NASA on Thursday announced it has selected Elon Musk-run SpaceX, Jeff Bezos-owned Blue Origin and Dynetics (a Leidos company) to design and develop human landing systems (HLS) for the agency's Artemis programme, one of which will land the first woman and next man on the surface of the Moon by 2024. The total combined value for all awarded contracts is $967 million for the 10-month base period.
"With these contract awards, America is moving forward with the final step needed to land astronauts on the Moon by 2024, including the incredible moment when we will see the first woman set foot on the lunar surface," said NASA Administrator Jim Bridenstine.
NASA is on track for sustainable human exploration of the Moon for the first time in history.
"This is the first time since the Apollo era that NASA has direct funding for a human landing system, and now we have companies on contract to do the work for the Artemis programme," he said in a statement.
Blue Origin is developing the Integrated Lander Vehicle (ILV) - a three-stage lander to be launched on its own New Glenn Rocket System and ULA Vulcan launch system.
SpaceX is developing the Starship - a fully integrated lander that will use the SpaceX Super Heavy rocket.
Dynetics (a Leidos company) from Huntsville, Alabama, is working on the Dynetics Human Landing System (DHLS) - a single structure providing the ascent and descent capabilities that will launch on the ULA Vulcan launch system.
Fifty years ago, NASA's Apollo Programme proved it is possible to land humans on the Moon and return them safely to Earth.
"We are on our way. With these awards, we begin an exciting partnership with the best of the industry to accomplish the nation's goals. We have much work ahead, especially over these next critical 10 months.

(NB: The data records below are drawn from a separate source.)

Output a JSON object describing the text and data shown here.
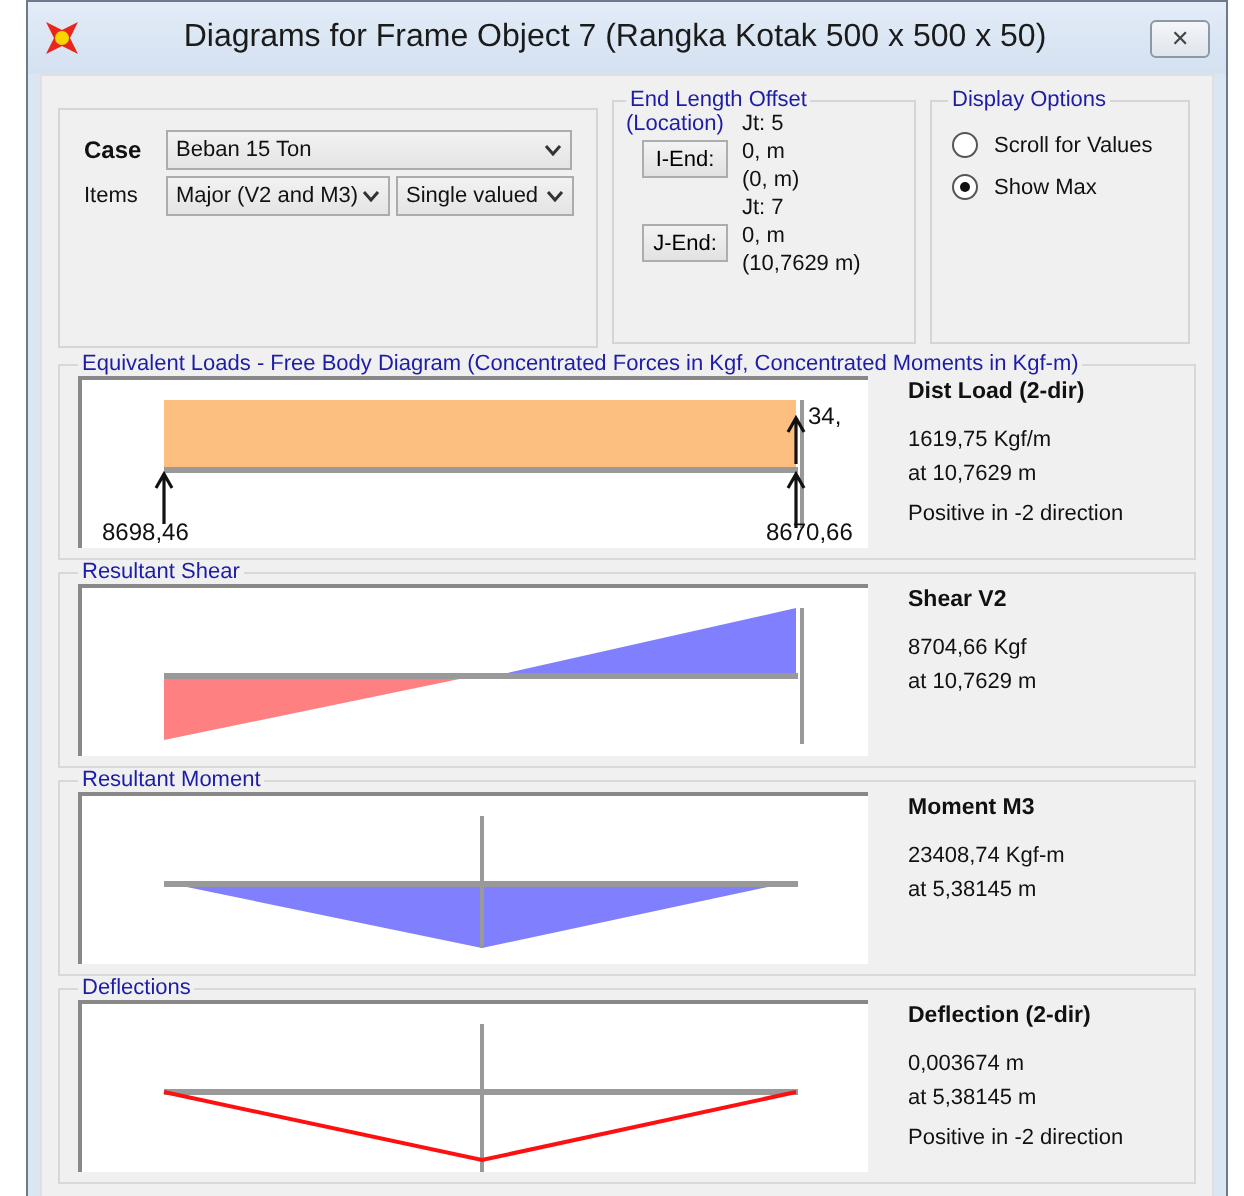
{
  "window": {
    "title": "Diagrams for Frame Object 7  (Rangka Kotak 500 x 500 x 50)",
    "close": "✕"
  },
  "case_panel": {
    "case_label": "Case",
    "case_value": "Beban 15 Ton",
    "items_label": "Items",
    "items_value": "Major (V2 and M3)",
    "mode_value": "Single valued"
  },
  "end_length_offset": {
    "title": "End Length Offset",
    "subtitle": "(Location)",
    "ends": [
      {
        "button": "I-End:",
        "joint": "Jt:  5",
        "offset": "0, m",
        "location": "(0, m)"
      },
      {
        "button": "J-End:",
        "joint": "Jt:  7",
        "offset": "0, m",
        "location": "(10,7629 m)"
      }
    ]
  },
  "display_options": {
    "title": "Display Options",
    "options": [
      {
        "label": "Scroll for Values",
        "selected": false
      },
      {
        "label": "Show Max",
        "selected": true
      }
    ]
  },
  "sections": [
    {
      "kind": "loads",
      "title": "Equivalent Loads - Free Body Diagram  (Concentrated Forces in Kgf, Concentrated Moments in Kgf-m)",
      "left_value": "8698,46",
      "right_value": "8670,66",
      "top_value": "34,",
      "heading": "Dist Load (2-dir)",
      "lines": [
        "1619,75 Kgf/m",
        "at 10,7629 m"
      ],
      "note": "Positive in -2 direction"
    },
    {
      "kind": "shear",
      "title": "Resultant Shear",
      "heading": "Shear V2",
      "lines": [
        "8704,66 Kgf",
        "at 10,7629 m"
      ]
    },
    {
      "kind": "moment",
      "title": "Resultant Moment",
      "heading": "Moment M3",
      "lines": [
        "23408,74 Kgf-m",
        "at 5,38145 m"
      ]
    },
    {
      "kind": "deflection",
      "title": "Deflections",
      "heading": "Deflection (2-dir)",
      "lines": [
        "0,003674 m",
        "at 5,38145 m"
      ],
      "note": "Positive in -2 direction"
    }
  ]
}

I have high confidence that working with these teammates, we will succeed," informed Douglas Loverro, NASA's associate administrator for Human Explorations and Operations Mission Directorate in Washington.
NASA's commercial partners will refine their lander concepts through the contract base period ending in February 2021.

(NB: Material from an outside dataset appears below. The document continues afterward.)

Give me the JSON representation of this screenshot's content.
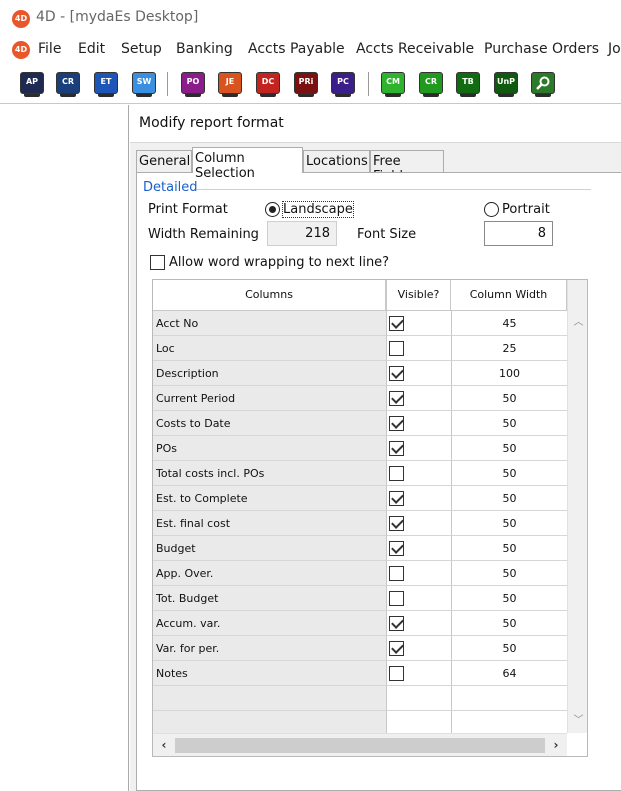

During that time, the agency will evaluate which of the contractors will perform initial demonstration missions.
Charged with returning to the Moon in the next four years, NASA's Artemis programme will reveal new knowledge about the Moon, Earth, and our origins in the solar system.
The human landing system is a vital part of NASA's deep space exploration plans, along with the Space Launch System (SLS) rocket, Orion spacecraft, and Gateway.
NASA said it is returning to the Moon for scientific discovery, economic benefits, and inspiration for a new generation.
(With IANS inputs)